“We can move up the Mars landing by moving up the Moon landing. The Moon is the proving ground,” added the former Republican congressman, who was appointed by President Donald Trump.

NASA is racing to enact the plans of Trump, who dispatched Vice President Mike Pence to announce that the timetable for once again putting man on the Moon had been cut by four years to 2024.

The new date is politically significant: it would be the final year in Trump’s eventual second term at the White House.

April 2nd, 2019

Latest Updates from NASA on 3D-Printed Habitat Competition

Team SEArch+/Apis Cor won first place in the Phase 3: Level 4 software modeling stage of NASA’s 3D-Printed Habitat Challenge. The unique shape of their habitat allows for continuous reinforcement of the structure. Light enters through trough-shaped ports on the sides and top.
Credits: Team SEArch+/Apis Cor

The 3D-Printed Habitat Challenge is a competition to create sustainable shelters suitable for the Moon, Mars or beyond using resources available on-site in these locations. The multi-level 3D-Printed Habitat Challenge puts teams to the test in several areas of 3D-printing, including modeling software, material development and construction. In addition to aiding human space exploration, technologies sought from this competition could also lead to lower-cost housing solutions on Earth and other benefits.

Teams competing in NASA’s 3D-Printed Habitat Challenge completed the latest level of the competition – complete virtual construction – and the top three were awarded a share of the $100,000 prize purse. This stage of the challenge required teams to create a full-scale habitat design, using modeling software. This level built upon an earlier stage that also required virtual modeling.

Eleven team entries were scored and awarded points based on architectural layout, programming, efficient use of interior space, and the 3D-printing scalability and constructability of the habitat. Teams also prepared short videos providing insight into their designs as well as miniature 3D-printed models that came apart to showcase the interior design. Points were also awarded for aesthetic representation and realism. After evaluation by a panel of judges, NASA and challenge partner Bradley University of Peoria, Illinois, awarded the following teams:

1. SEArch+/Apis Cor – New York – $33,954.11
2. Zopherus – Rogers, Arkansas – $33,422.01
3. Mars Incubator – New Haven, Connecticut – $32,623.88

The 3D-Printed Habitat Challenge will culminate with a head-to-head subscale structure print May 1-4, 2019, and the awarding of an $800,000 prize purse. Media and the public will be invited to attend the event in Peoria, Illinois.

March 26th, 2019

Op/Ed: How Capitalism Will Get Us to Mars and Beyond: Podcast

Today’s Reason Podcast conversation is with Michael Solana, a vice president at the venture capital firm Founders Fund. The firm, which is worth upwards of $3 billion, founded by Peter Thiel, PayPal co-founder Luke Nosek, former PayPal CFO Ken Howery, and Sean Parker of Napster and Facebook fame.

Some of the fund’s investments include SpaceX, Airbnb, Lyft, and Oculus, as well as variety of lesser-known companies in the realms of aerospace, biotechnology, energy, and internet technology.
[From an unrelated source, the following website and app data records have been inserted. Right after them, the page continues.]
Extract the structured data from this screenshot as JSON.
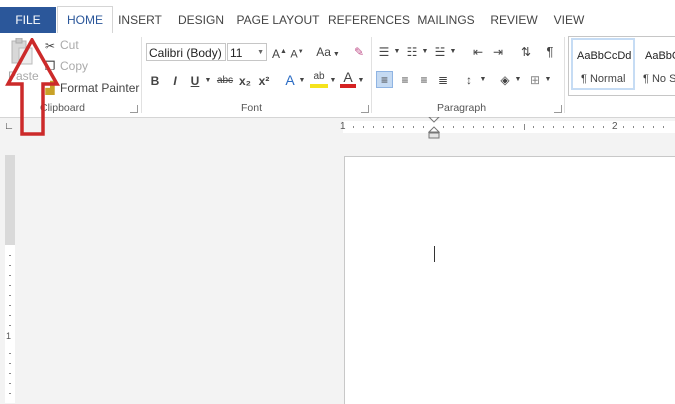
{
  "tabs": [
    {
      "label": "FILE"
    },
    {
      "label": "HOME"
    },
    {
      "label": "INSERT"
    },
    {
      "label": "DESIGN"
    },
    {
      "label": "PAGE LAYOUT"
    },
    {
      "label": "REFERENCES"
    },
    {
      "label": "MAILINGS"
    },
    {
      "label": "REVIEW"
    },
    {
      "label": "VIEW"
    }
  ],
  "clipboard": {
    "paste_label": "Paste",
    "cut_label": "Cut",
    "copy_label": "Copy",
    "format_painter_label": "Format Painter",
    "group_label": "Clipboard"
  },
  "font": {
    "font_name": "Calibri (Body)",
    "font_size": "11",
    "grow_label": "A",
    "shrink_label": "A",
    "case_label": "Aa",
    "bold": "B",
    "italic": "I",
    "underline": "U",
    "strike": "abc",
    "sub": "x₂",
    "sup": "x²",
    "effects": "A",
    "highlight": "ab",
    "color": "A",
    "group_label": "Font"
  },
  "paragraph": {
    "group_label": "Paragraph",
    "show_marks": "¶"
  },
  "styles": {
    "normal_preview": "AaBbCcDd",
    "normal_label": "¶ Normal",
    "nospacing_preview": "AaBbC",
    "nospacing_label": "¶ No S"
  },
  "ruler": {
    "tick_1": "1",
    "tick_2": "2",
    "vtick_1": "1"
  },
  "colors": {
    "file_tab": "#2b579a",
    "annotation_arrow": "#cc2a2a"
  }
}
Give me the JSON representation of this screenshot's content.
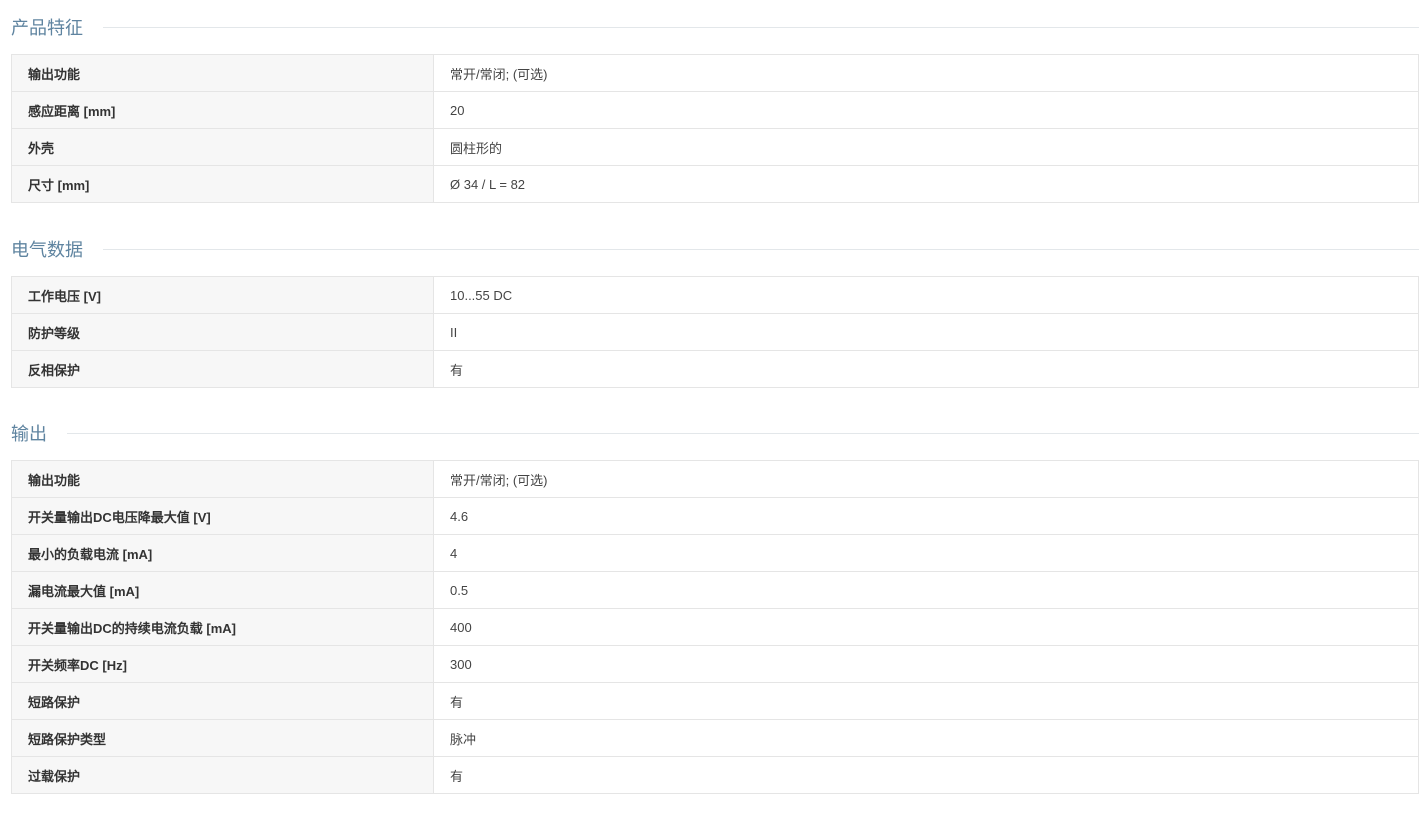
{
  "sections": [
    {
      "title": "产品特征",
      "rows": [
        {
          "label": "输出功能",
          "value": "常开/常闭; (可选)"
        },
        {
          "label": "感应距离 [mm]",
          "value": "20"
        },
        {
          "label": "外壳",
          "value": "圆柱形的"
        },
        {
          "label": "尺寸 [mm]",
          "value": "Ø 34 / L = 82"
        }
      ]
    },
    {
      "title": "电气数据",
      "rows": [
        {
          "label": "工作电压 [V]",
          "value": "10...55 DC"
        },
        {
          "label": "防护等级",
          "value": "II"
        },
        {
          "label": "反相保护",
          "value": "有"
        }
      ]
    },
    {
      "title": "输出",
      "rows": [
        {
          "label": "输出功能",
          "value": "常开/常闭; (可选)"
        },
        {
          "label": "开关量输出DC电压降最大值 [V]",
          "value": "4.6"
        },
        {
          "label": "最小的负载电流 [mA]",
          "value": "4"
        },
        {
          "label": "漏电流最大值 [mA]",
          "value": "0.5"
        },
        {
          "label": "开关量输出DC的持续电流负载 [mA]",
          "value": "400"
        },
        {
          "label": "开关频率DC [Hz]",
          "value": "300"
        },
        {
          "label": "短路保护",
          "value": "有"
        },
        {
          "label": "短路保护类型",
          "value": "脉冲"
        },
        {
          "label": "过载保护",
          "value": "有"
        }
      ]
    }
  ]
}
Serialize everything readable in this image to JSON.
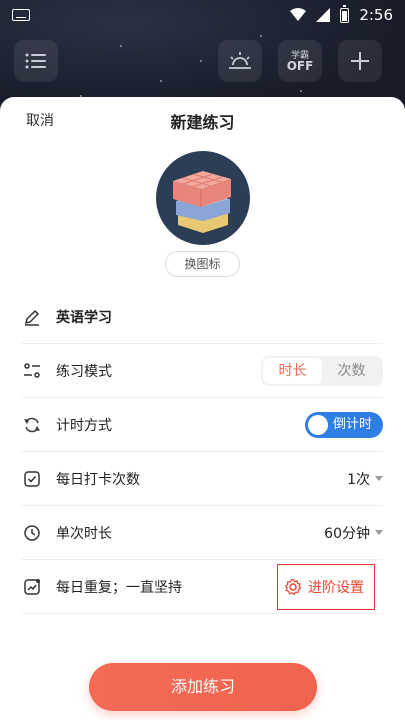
{
  "status_bar": {
    "time": "2:56"
  },
  "toolbar": {
    "study_off_top": "学霸",
    "study_off_bottom": "OFF"
  },
  "sheet": {
    "cancel_label": "取消",
    "title": "新建练习",
    "change_icon_label": "换图标"
  },
  "rows": {
    "name": {
      "label": "英语学习"
    },
    "mode": {
      "label": "练习模式",
      "options": [
        "时长",
        "次数"
      ],
      "selected": "时长"
    },
    "timing": {
      "label": "计时方式",
      "value": "倒计时"
    },
    "daily_count": {
      "label": "每日打卡次数",
      "value": "1次"
    },
    "duration": {
      "label": "单次时长",
      "value": "60分钟"
    },
    "repeat": {
      "label": "每日重复；一直坚持",
      "advanced_label": "进阶设置"
    }
  },
  "add_button": {
    "label": "添加练习"
  },
  "colors": {
    "accent": "#f26b57",
    "toggle_blue": "#2e7ee6",
    "highlight_red": "#e33333",
    "sheet_bg": "#ffffff",
    "top_bg": "#1c2130"
  },
  "icons": [
    "keyboard-icon",
    "wifi-icon",
    "signal-icon",
    "battery-icon",
    "list-icon",
    "sunset-icon",
    "plus-icon",
    "pencil-icon",
    "mode-icon",
    "refresh-icon",
    "checkbox-icon",
    "clock-icon",
    "trend-icon",
    "gear-icon",
    "caret-icon"
  ]
}
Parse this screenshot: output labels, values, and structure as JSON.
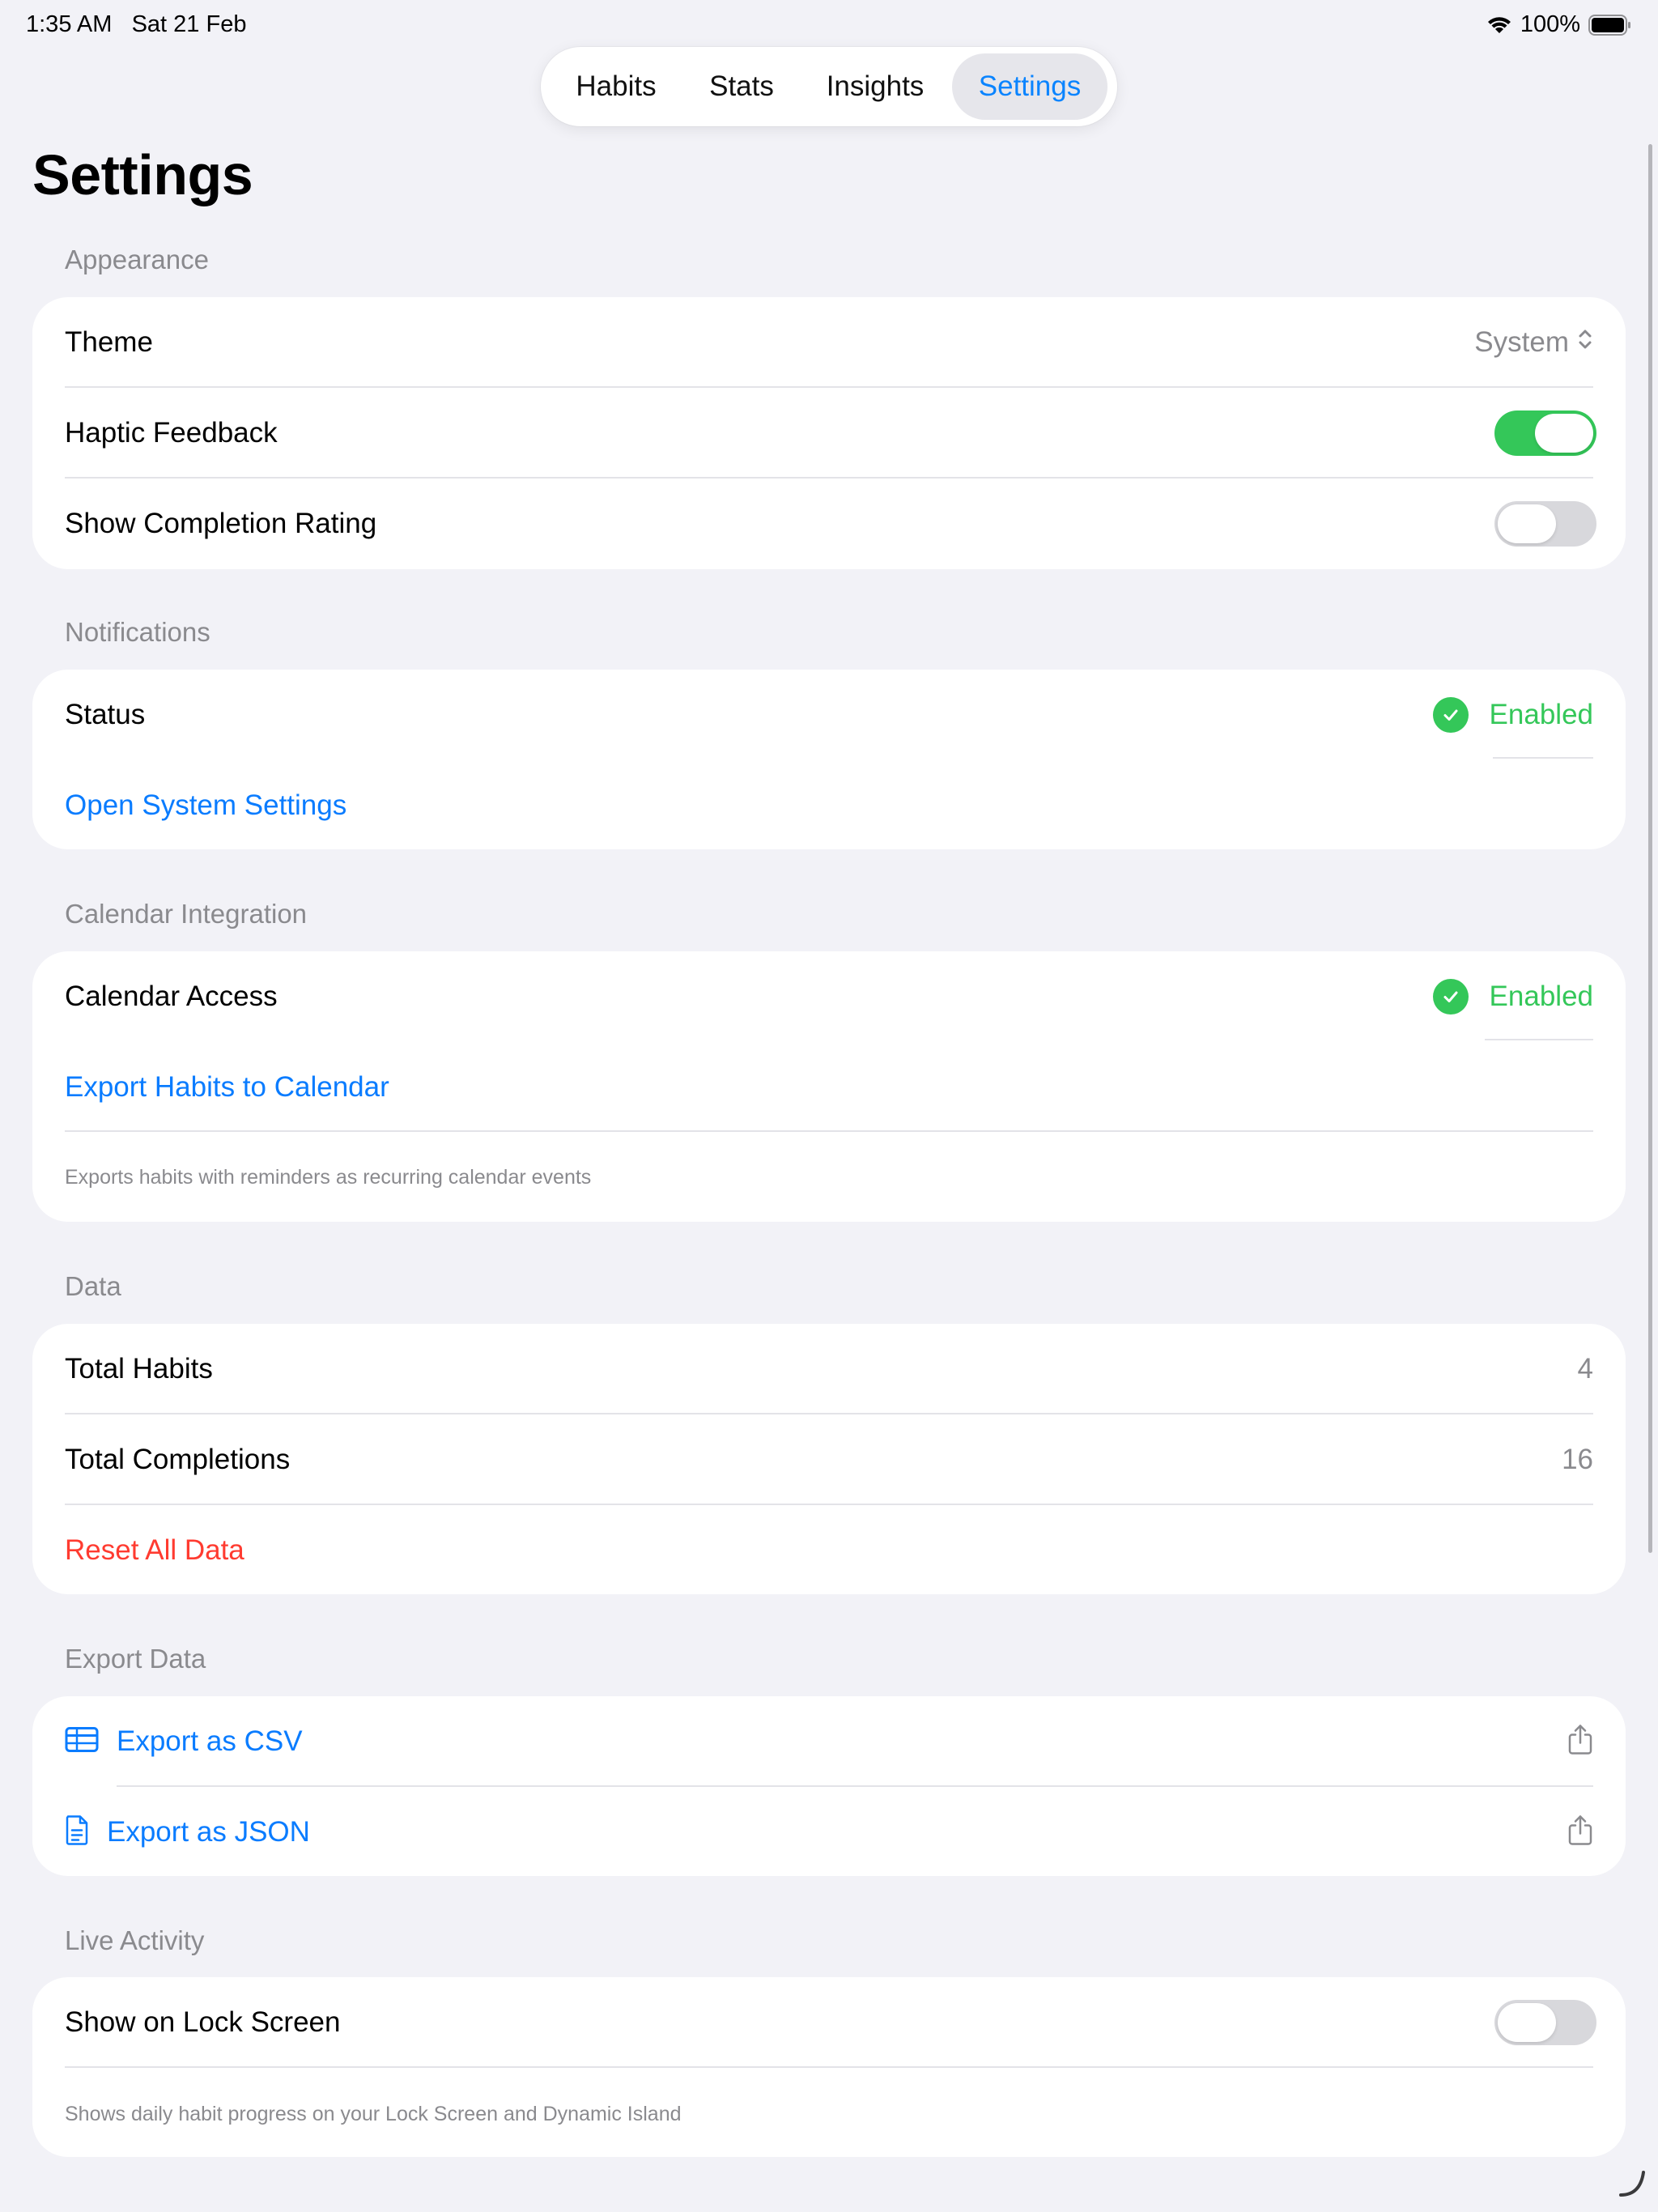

I spoke with Michael about the future, which he thinks about a lot both as an investor in emerging technologies and as host of the official Founders Fund podcast Anatomy of Next, the latest season of which explores the ways technological advancements in rocketry, materials science, augmented reality, fertility science, and artificial intelligence will get humanity to Mars and beyond.

But Solana and his colleagues also believe that Silicon Valley is mired in groupthink and susceptible to the false promises of socialism. In this conversation, we talk about what Founders Fund is doing differently, why Solana believes capitalism is necessarily the engine of growth and innovation, the promise and perils of privatizing government functions, and what he’s learned from the famously contrarian Peter Thiel about what it means to be an independent thinker.